### TASK DETAILS
In the entries below, filter for the word "glyph" and copy every matching line.
━━ DATA SUPPLIED ━━
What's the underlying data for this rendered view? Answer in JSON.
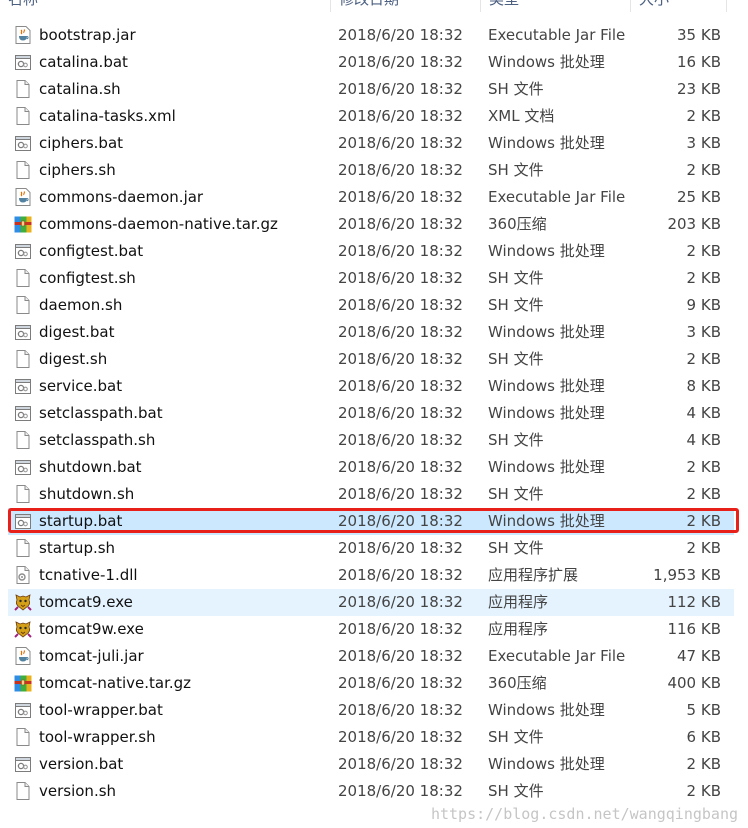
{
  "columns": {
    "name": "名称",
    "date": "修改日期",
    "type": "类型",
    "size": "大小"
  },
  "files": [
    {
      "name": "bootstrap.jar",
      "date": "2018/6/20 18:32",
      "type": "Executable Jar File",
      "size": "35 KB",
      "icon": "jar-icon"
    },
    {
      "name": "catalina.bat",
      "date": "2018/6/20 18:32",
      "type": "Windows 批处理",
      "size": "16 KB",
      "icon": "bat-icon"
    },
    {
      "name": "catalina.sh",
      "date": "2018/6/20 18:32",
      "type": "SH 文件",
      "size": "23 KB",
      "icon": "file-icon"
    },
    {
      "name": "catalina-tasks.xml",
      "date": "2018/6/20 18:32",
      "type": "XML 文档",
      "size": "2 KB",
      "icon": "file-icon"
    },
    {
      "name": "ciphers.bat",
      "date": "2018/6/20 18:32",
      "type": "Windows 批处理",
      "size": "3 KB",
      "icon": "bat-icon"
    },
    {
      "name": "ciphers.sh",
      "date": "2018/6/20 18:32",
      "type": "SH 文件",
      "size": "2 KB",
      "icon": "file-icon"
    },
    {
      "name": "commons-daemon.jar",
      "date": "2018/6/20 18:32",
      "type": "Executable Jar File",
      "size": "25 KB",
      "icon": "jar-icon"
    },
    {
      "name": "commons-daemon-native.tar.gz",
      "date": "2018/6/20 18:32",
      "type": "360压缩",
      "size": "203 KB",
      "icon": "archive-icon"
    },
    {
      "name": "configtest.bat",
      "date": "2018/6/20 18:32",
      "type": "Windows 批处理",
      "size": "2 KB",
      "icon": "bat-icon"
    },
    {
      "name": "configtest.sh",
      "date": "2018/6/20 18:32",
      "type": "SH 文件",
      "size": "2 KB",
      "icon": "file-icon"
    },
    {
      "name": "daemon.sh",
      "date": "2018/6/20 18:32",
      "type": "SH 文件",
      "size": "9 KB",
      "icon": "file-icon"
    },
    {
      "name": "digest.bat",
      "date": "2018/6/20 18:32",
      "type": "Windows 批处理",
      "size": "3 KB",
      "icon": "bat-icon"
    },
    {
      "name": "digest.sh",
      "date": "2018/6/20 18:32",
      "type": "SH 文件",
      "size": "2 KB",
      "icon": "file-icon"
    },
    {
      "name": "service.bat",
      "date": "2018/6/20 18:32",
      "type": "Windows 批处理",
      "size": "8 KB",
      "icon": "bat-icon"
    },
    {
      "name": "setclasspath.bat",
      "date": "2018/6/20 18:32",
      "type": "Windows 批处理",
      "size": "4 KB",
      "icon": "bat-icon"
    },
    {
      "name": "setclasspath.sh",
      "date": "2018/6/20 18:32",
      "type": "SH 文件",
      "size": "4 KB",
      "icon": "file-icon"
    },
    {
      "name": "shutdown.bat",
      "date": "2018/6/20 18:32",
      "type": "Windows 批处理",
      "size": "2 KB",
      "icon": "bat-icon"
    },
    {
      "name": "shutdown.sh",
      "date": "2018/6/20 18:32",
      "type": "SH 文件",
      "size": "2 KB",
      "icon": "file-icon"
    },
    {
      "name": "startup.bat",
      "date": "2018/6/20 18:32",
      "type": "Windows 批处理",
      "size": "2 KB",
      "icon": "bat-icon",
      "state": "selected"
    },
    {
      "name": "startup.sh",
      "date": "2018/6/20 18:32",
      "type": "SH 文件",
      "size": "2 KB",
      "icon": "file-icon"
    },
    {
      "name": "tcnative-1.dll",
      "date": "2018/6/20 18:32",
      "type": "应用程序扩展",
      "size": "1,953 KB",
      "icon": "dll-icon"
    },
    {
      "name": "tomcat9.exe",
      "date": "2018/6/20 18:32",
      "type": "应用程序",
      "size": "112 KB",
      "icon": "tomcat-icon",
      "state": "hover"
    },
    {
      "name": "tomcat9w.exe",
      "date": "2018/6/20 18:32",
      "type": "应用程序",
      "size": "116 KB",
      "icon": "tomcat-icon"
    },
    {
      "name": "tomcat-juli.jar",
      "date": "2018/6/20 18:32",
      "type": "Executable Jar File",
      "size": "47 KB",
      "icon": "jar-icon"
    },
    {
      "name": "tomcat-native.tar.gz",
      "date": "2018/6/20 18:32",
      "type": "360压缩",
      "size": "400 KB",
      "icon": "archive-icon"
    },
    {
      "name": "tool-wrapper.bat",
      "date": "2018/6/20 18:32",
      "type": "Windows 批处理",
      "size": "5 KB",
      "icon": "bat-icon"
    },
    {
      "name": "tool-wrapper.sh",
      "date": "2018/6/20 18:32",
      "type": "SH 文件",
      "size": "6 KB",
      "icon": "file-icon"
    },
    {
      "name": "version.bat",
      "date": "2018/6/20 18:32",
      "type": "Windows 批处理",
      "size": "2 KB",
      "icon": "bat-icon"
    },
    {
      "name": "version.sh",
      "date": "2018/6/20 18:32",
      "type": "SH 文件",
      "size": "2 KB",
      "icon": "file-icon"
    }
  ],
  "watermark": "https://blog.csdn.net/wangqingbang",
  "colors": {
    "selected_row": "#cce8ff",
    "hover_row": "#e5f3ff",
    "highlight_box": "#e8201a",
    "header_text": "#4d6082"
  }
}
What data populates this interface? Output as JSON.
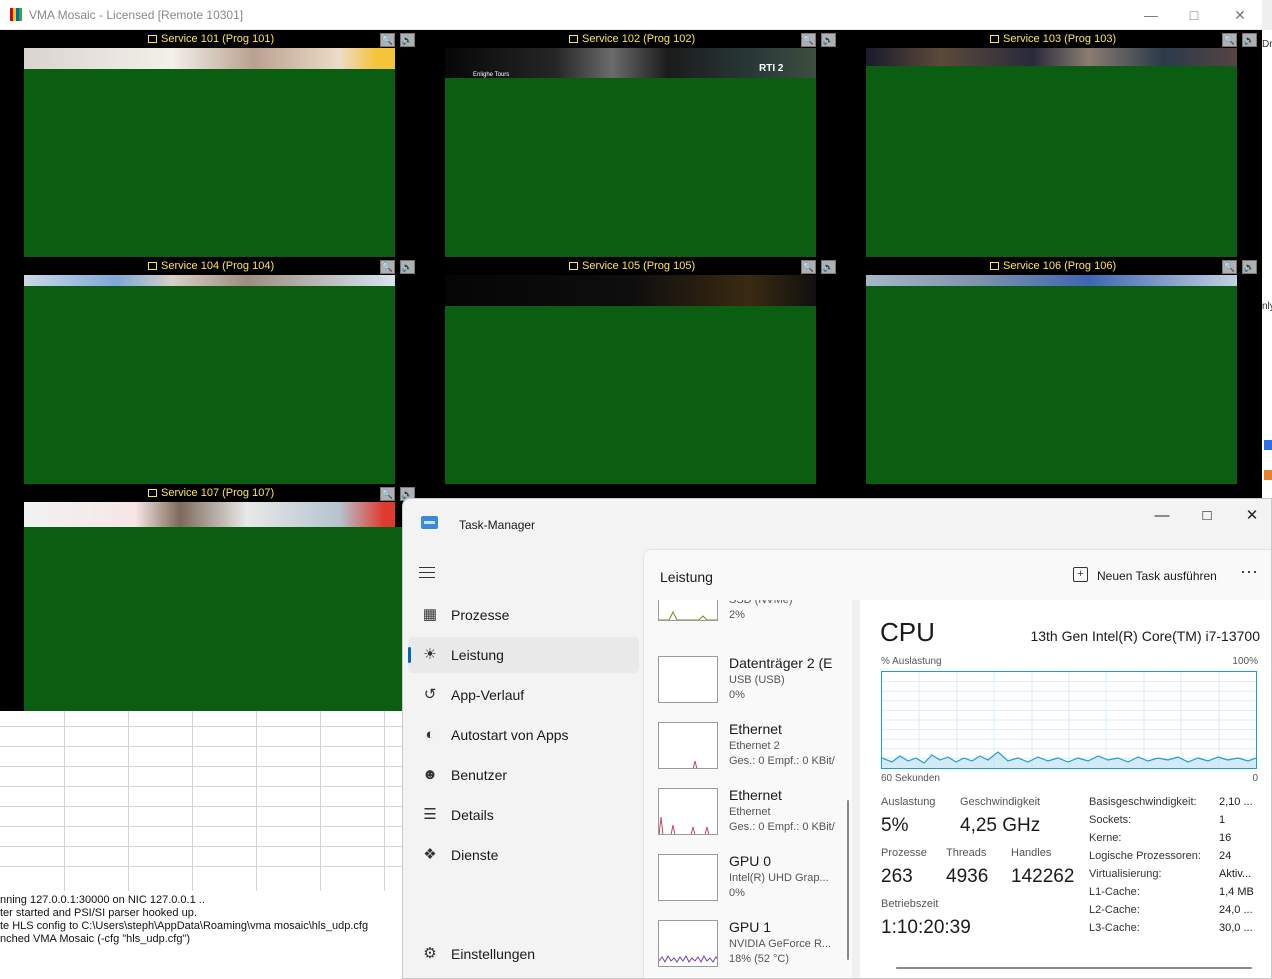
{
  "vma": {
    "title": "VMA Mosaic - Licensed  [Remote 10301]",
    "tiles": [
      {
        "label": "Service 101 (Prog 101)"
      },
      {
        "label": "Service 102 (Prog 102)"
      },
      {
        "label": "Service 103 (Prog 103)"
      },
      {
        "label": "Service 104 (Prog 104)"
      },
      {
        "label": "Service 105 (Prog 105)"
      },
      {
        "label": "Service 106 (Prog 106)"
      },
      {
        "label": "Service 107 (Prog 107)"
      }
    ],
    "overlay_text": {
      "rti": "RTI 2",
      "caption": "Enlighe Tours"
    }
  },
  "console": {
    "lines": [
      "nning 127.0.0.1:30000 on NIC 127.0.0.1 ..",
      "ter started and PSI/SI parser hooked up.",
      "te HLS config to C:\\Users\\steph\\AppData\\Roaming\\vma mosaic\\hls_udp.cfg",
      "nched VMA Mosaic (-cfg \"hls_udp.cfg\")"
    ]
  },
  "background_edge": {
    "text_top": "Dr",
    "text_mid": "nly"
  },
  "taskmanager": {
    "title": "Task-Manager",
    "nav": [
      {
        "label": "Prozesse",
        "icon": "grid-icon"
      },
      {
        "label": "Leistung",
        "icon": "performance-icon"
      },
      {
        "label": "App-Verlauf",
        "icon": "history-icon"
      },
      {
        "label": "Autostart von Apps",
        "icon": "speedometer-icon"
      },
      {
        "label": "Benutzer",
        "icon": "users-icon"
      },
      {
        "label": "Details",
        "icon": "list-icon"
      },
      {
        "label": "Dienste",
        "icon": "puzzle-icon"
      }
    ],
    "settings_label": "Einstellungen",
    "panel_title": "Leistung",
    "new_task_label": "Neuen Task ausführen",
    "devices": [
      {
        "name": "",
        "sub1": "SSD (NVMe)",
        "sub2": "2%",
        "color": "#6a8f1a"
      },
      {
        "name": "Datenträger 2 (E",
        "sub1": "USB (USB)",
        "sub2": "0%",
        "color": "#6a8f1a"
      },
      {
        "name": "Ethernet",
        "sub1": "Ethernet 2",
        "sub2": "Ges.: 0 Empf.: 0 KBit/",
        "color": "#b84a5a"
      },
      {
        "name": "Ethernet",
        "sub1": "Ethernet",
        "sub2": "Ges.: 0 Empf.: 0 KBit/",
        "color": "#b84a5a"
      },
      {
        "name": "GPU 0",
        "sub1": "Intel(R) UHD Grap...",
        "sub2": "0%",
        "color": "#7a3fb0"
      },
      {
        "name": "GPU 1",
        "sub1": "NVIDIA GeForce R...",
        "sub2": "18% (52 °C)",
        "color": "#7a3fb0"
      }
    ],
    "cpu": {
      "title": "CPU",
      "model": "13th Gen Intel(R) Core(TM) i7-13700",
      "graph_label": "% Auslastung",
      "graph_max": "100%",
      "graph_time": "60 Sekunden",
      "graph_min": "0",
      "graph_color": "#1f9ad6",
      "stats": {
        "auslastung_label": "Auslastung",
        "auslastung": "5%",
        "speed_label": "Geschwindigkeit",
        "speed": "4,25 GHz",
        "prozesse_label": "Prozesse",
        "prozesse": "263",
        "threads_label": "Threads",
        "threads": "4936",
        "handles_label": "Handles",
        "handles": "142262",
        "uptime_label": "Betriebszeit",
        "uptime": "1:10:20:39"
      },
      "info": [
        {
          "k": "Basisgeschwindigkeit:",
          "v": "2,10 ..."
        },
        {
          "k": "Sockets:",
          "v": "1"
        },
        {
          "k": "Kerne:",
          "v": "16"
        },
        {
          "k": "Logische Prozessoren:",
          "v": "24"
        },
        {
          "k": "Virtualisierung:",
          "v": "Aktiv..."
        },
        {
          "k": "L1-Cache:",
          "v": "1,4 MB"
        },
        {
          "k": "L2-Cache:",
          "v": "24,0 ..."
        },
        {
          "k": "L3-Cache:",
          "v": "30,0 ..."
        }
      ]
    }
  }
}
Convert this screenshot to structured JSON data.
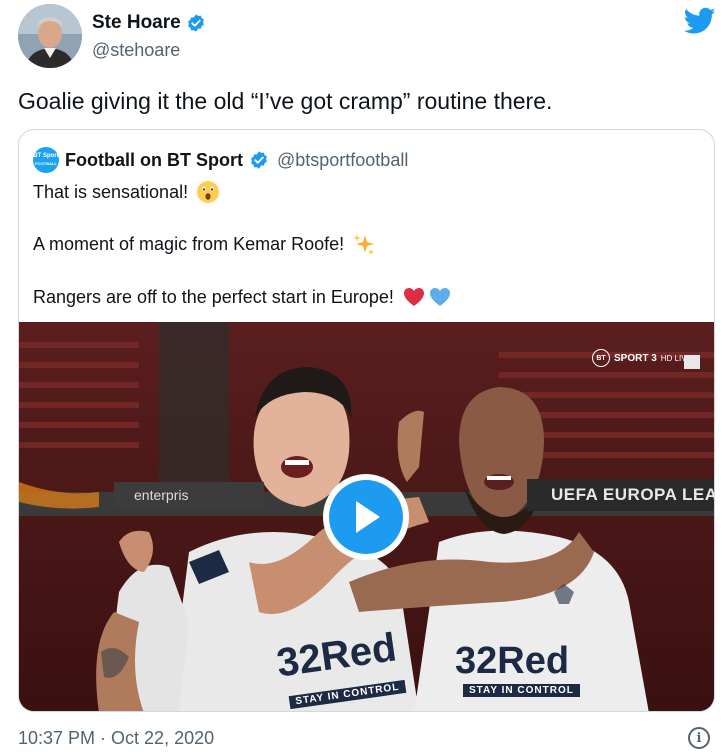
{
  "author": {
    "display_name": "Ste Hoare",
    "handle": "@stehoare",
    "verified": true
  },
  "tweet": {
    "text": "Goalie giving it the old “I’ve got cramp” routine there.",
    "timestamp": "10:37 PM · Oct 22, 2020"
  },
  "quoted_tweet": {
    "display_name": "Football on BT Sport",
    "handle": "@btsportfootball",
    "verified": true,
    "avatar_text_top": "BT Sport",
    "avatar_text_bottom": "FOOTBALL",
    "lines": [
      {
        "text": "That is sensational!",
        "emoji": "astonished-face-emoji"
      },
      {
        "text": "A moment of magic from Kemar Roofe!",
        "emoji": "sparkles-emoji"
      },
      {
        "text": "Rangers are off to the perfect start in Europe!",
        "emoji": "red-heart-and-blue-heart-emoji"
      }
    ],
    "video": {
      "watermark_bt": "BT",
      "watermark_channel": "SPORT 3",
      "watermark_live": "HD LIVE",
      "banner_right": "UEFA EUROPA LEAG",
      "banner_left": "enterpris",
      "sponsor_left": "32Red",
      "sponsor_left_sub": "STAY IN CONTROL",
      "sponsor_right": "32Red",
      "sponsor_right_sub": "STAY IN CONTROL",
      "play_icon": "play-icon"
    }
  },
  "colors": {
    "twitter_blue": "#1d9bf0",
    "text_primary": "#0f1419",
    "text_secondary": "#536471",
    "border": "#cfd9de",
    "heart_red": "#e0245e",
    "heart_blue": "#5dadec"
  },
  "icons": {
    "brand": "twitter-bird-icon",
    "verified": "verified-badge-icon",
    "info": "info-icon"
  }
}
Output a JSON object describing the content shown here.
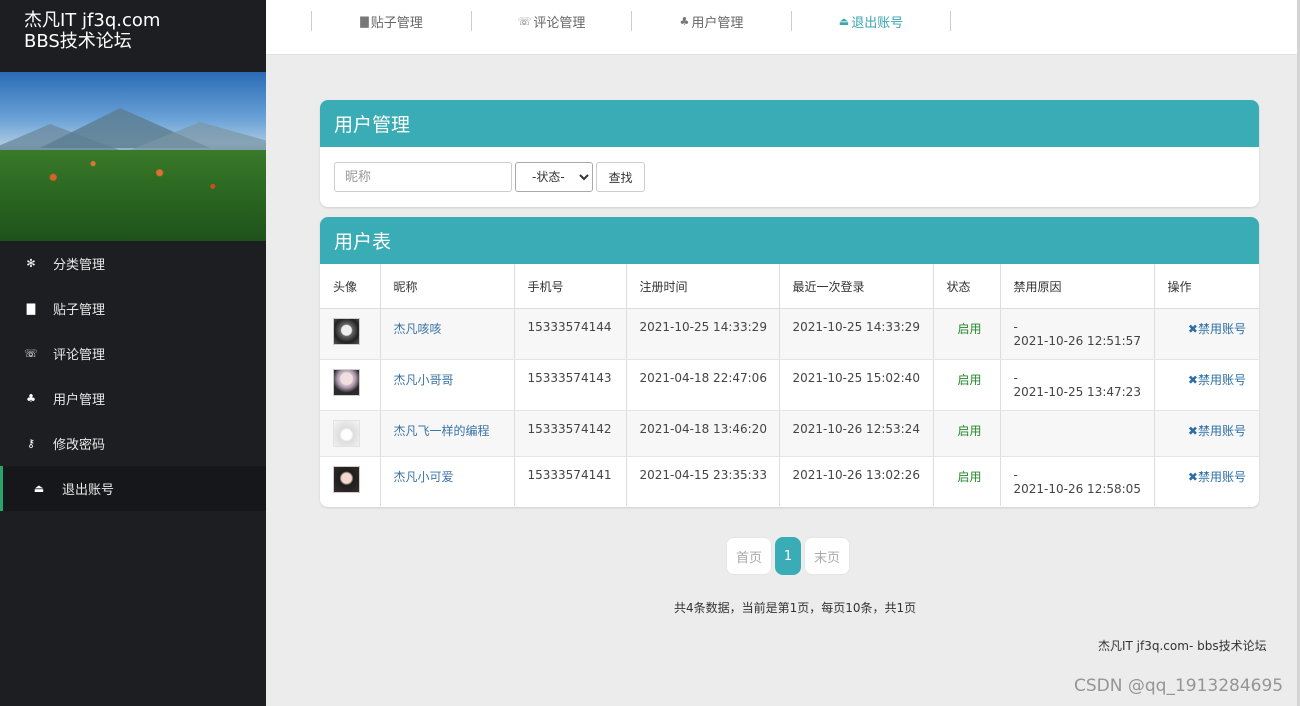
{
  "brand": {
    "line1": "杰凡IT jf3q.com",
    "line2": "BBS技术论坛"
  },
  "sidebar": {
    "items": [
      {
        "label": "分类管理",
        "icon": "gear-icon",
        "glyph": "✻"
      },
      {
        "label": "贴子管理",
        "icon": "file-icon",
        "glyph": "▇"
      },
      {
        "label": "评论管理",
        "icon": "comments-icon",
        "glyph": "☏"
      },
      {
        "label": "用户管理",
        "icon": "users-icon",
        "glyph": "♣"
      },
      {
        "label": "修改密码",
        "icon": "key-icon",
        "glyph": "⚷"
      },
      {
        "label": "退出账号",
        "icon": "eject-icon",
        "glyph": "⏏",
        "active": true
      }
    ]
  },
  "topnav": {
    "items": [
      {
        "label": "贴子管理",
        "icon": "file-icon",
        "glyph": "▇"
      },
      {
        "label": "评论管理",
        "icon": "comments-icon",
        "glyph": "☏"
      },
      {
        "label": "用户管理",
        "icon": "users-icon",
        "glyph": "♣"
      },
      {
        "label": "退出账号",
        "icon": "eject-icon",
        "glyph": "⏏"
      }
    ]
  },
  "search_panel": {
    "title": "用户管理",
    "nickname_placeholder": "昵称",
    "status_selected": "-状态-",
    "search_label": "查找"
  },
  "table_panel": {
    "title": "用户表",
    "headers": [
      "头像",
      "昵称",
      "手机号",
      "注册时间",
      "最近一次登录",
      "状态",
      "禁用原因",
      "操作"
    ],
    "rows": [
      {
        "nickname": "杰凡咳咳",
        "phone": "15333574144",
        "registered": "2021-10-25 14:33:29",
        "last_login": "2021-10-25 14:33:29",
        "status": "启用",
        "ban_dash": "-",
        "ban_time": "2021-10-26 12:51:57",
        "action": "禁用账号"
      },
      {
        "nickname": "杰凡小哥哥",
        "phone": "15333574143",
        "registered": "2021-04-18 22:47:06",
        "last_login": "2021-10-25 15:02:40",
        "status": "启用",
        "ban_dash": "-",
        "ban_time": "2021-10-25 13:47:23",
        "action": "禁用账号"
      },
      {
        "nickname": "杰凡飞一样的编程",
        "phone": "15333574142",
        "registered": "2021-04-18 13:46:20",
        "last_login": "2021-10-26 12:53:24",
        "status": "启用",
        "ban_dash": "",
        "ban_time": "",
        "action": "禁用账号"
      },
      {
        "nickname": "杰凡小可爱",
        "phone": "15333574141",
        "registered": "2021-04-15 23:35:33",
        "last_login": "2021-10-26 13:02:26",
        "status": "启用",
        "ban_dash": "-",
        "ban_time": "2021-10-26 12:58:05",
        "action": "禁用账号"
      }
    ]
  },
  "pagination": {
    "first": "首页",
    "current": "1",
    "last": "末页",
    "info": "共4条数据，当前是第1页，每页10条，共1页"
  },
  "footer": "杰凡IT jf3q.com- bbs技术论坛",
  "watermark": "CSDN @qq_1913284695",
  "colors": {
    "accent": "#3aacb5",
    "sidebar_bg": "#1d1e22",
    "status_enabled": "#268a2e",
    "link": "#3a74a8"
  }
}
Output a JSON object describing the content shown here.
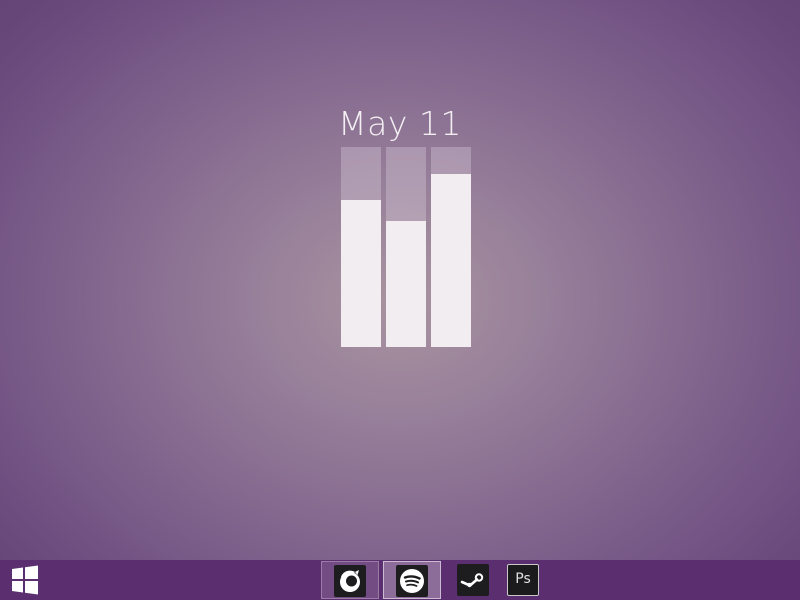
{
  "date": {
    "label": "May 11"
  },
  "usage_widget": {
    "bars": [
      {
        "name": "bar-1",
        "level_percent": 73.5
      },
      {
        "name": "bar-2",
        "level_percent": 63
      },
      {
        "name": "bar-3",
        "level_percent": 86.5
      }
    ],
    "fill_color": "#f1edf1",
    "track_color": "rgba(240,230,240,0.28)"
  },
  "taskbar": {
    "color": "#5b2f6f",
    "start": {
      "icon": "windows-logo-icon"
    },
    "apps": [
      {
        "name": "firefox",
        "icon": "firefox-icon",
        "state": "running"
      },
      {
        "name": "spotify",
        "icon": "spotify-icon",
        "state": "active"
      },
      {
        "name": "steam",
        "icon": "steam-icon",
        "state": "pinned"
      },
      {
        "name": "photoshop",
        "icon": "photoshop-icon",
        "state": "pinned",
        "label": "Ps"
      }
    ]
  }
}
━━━
### WRITTEN ANSWER
        "glyph": "✻"
        "glyph": "▇"
        "glyph": "☏"
        "glyph": "♣"
        "glyph": "⚷"
        "glyph": "⏏",
        "glyph": "▇"
        "glyph": "☏"
        "glyph": "♣"
        "glyph": "⏏"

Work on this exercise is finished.